Task input:

====

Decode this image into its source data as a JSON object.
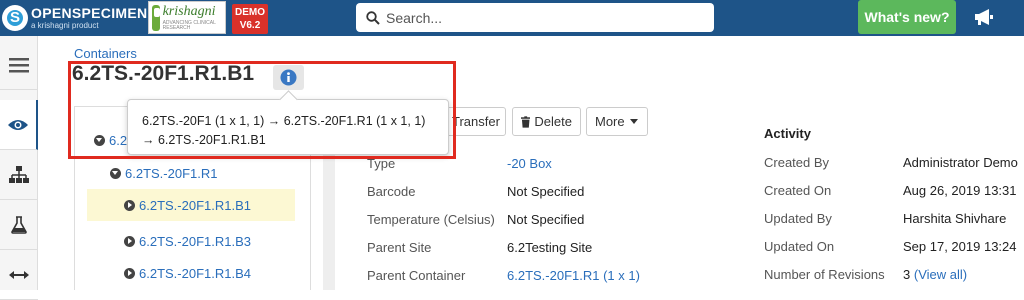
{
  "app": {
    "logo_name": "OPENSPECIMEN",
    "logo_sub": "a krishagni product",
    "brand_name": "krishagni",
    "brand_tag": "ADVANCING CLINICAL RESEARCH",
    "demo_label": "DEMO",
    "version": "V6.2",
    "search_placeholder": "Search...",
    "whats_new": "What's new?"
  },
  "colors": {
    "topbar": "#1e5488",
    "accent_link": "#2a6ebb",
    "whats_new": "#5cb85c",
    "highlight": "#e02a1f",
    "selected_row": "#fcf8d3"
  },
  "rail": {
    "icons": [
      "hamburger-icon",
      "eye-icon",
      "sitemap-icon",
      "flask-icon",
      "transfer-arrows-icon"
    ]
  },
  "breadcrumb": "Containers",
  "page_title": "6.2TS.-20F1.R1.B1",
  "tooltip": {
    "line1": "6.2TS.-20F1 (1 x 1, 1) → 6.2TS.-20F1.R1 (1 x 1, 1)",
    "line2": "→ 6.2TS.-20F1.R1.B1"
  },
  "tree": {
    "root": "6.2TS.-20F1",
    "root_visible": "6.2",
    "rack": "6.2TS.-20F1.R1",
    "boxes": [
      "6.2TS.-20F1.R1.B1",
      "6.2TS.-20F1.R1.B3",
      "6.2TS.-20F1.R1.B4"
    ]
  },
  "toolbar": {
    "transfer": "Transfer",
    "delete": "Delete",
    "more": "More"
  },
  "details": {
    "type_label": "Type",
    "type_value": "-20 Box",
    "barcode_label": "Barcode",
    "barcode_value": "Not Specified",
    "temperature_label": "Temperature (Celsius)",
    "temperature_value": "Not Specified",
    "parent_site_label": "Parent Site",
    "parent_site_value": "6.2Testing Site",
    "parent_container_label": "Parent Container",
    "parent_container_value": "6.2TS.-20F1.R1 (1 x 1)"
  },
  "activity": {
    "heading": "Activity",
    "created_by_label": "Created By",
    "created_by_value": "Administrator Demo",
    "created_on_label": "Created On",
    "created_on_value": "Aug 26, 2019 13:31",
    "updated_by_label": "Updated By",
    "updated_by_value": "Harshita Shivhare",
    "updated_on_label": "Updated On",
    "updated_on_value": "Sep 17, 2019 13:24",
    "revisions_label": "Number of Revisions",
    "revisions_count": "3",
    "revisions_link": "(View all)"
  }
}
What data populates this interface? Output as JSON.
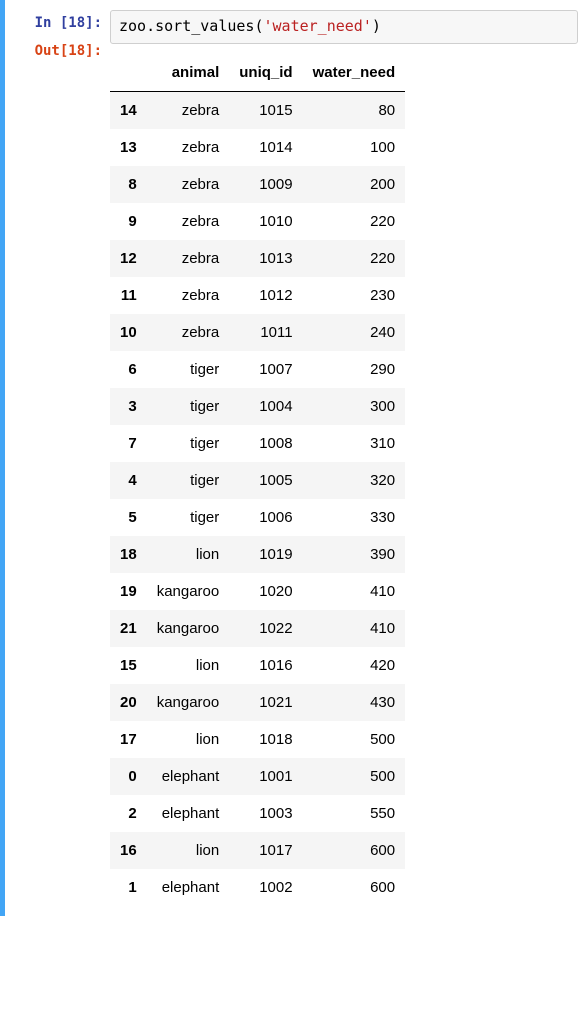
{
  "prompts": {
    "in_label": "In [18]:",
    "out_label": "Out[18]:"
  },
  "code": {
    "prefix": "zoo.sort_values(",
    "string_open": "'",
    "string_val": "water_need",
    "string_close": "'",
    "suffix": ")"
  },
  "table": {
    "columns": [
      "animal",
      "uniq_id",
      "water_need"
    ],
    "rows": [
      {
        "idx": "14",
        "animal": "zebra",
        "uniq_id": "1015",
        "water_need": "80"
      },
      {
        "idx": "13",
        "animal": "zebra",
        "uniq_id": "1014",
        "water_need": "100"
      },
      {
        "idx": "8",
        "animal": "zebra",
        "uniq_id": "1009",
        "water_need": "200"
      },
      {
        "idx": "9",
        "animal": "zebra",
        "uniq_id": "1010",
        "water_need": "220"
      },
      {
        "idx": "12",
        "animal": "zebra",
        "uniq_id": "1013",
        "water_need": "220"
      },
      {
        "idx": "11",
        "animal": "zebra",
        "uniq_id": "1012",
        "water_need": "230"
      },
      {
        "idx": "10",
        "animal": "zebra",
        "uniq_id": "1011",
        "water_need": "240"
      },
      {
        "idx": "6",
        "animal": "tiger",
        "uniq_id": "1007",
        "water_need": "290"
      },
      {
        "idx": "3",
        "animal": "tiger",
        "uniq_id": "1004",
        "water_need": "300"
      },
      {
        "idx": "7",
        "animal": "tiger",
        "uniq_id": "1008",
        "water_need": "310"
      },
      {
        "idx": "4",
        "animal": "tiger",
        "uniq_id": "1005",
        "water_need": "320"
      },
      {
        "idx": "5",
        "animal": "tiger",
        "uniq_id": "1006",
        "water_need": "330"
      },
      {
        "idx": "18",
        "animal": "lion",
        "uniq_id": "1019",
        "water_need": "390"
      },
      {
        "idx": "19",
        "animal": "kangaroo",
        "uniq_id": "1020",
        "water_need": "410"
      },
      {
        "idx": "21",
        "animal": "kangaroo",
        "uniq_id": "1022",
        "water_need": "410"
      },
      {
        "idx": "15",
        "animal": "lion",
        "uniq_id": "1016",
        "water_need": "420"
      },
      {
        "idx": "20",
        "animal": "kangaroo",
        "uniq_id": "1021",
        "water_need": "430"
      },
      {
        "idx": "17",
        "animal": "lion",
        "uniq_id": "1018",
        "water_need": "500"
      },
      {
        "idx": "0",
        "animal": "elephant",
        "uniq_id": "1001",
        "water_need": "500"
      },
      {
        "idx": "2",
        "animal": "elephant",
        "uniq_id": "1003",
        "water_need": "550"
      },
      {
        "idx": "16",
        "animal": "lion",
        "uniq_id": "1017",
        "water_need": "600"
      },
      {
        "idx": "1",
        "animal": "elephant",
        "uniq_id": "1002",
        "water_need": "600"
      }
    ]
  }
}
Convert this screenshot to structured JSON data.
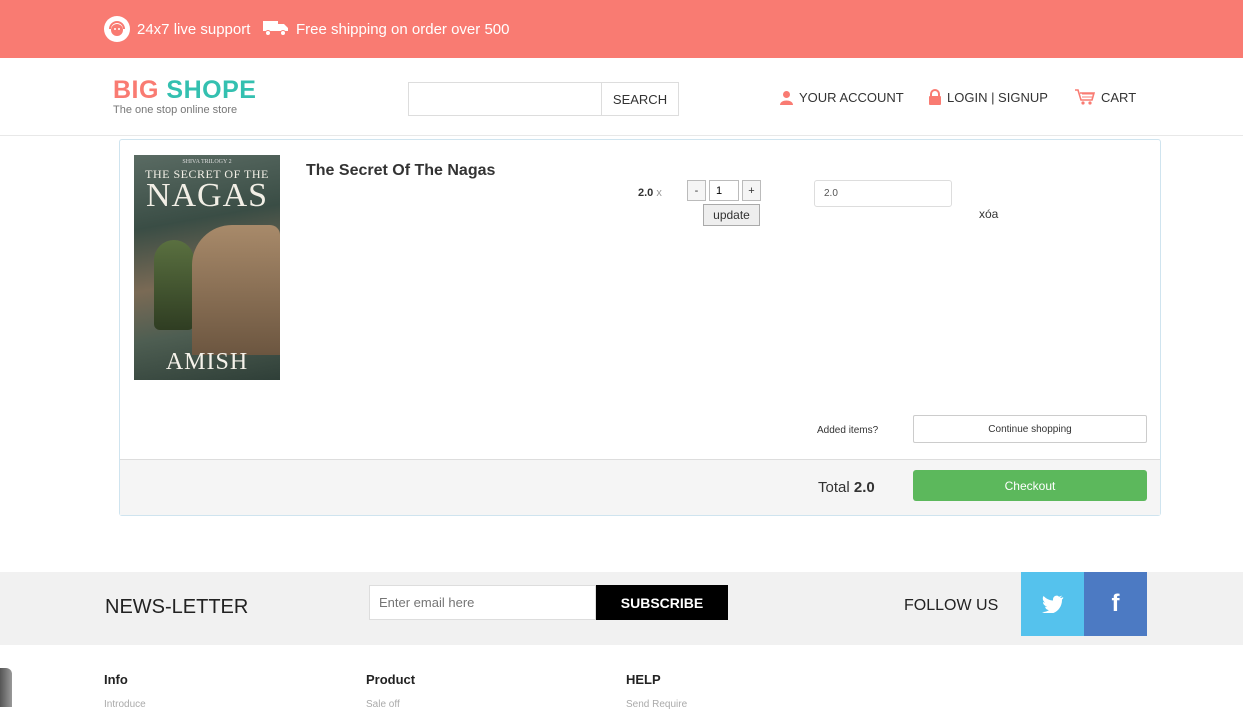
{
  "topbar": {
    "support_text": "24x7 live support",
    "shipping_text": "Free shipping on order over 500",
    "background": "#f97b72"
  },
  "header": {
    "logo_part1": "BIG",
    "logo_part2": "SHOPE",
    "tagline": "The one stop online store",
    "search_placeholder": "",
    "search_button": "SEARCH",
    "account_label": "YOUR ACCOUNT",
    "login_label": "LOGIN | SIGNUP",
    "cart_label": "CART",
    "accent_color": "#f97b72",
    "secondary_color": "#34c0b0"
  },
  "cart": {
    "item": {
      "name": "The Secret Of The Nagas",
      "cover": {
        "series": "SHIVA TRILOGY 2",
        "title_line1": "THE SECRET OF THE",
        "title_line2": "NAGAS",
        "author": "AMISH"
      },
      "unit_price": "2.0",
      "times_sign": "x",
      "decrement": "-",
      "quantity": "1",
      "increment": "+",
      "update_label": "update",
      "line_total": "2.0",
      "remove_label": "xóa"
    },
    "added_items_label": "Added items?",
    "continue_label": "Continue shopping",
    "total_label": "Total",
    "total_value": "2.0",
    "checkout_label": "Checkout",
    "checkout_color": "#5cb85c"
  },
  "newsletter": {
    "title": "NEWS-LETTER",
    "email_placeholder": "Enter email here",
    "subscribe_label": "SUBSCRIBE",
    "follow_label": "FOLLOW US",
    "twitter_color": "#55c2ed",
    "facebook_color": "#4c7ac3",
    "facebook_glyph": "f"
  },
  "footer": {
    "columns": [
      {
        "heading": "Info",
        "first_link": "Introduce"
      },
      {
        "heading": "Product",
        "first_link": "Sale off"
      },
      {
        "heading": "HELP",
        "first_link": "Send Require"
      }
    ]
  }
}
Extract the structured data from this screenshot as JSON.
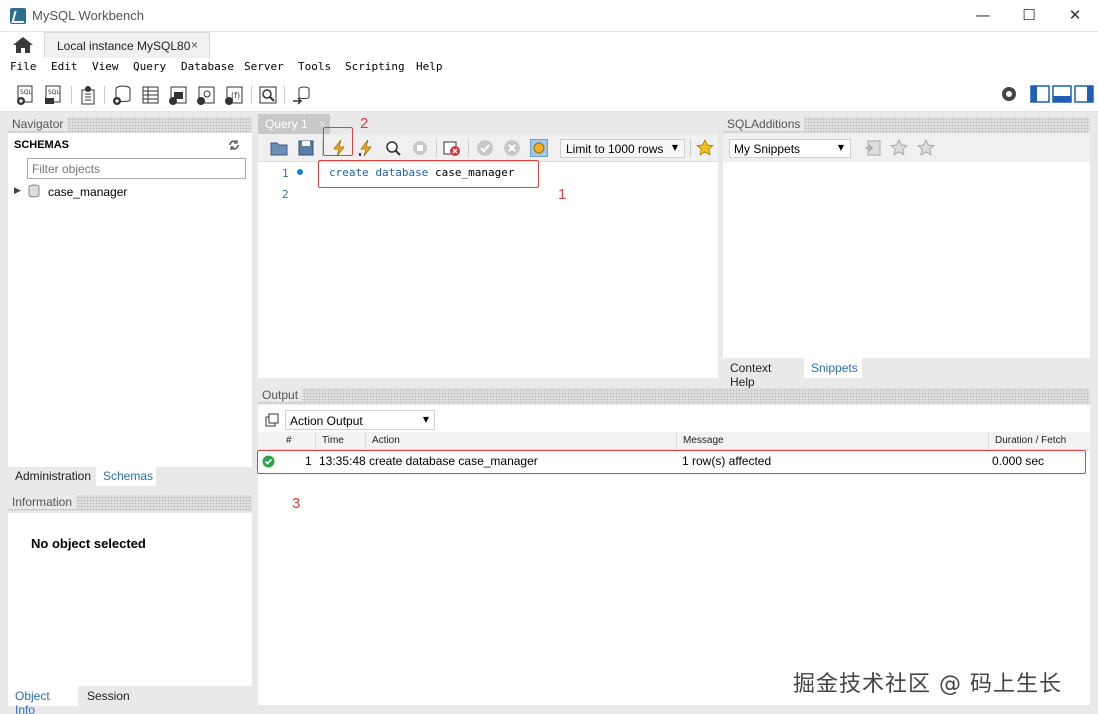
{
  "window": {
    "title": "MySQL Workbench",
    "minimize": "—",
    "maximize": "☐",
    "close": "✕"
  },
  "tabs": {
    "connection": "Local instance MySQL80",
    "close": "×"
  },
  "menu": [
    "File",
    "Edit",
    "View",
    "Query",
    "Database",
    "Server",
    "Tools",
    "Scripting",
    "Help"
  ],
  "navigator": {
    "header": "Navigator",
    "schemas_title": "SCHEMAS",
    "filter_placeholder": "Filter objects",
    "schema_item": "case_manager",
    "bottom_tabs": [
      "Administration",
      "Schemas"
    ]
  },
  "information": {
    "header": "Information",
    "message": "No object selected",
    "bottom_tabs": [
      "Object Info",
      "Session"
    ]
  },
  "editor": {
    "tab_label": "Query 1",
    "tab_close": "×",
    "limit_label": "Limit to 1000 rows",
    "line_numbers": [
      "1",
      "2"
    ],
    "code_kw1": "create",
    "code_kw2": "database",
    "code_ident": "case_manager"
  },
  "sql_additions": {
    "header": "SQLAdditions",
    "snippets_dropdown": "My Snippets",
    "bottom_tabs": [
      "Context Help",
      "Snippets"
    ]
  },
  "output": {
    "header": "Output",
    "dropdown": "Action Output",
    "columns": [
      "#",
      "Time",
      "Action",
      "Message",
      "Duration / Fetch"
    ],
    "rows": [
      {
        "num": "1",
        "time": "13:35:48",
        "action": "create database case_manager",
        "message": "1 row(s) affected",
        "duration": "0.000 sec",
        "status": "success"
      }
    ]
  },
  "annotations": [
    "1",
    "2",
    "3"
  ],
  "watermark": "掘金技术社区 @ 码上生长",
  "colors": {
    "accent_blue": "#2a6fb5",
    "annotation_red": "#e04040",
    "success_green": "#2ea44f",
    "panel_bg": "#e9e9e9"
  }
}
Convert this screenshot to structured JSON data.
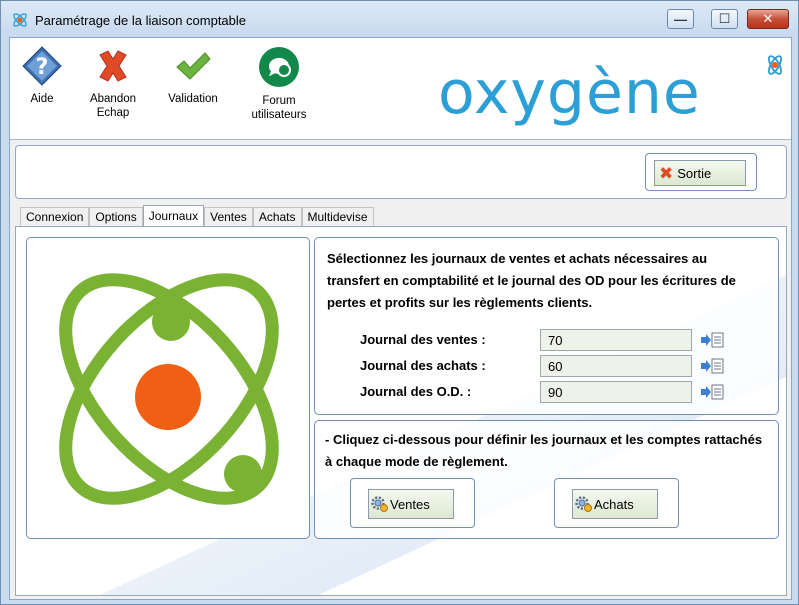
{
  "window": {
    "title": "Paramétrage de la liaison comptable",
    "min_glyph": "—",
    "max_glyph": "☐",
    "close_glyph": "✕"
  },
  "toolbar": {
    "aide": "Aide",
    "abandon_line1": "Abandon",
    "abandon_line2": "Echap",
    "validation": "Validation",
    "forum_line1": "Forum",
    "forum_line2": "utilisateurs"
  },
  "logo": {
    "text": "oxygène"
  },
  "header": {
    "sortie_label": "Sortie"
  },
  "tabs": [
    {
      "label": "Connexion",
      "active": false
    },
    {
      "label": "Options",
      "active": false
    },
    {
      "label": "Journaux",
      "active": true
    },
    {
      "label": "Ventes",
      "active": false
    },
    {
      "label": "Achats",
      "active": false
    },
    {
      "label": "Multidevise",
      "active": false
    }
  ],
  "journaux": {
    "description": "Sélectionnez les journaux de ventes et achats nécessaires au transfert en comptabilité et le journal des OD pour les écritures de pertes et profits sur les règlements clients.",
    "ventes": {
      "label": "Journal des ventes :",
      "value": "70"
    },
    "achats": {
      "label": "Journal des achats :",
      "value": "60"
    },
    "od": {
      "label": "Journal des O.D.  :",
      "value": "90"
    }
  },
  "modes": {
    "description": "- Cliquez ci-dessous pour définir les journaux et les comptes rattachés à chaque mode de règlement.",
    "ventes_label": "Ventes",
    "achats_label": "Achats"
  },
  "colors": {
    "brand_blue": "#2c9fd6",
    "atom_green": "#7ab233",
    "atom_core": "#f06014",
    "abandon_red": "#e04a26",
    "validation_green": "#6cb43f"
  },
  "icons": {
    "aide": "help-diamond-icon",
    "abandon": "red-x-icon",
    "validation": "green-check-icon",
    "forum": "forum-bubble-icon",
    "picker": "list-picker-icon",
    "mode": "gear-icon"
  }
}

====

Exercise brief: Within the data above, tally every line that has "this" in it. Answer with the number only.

Solution: 5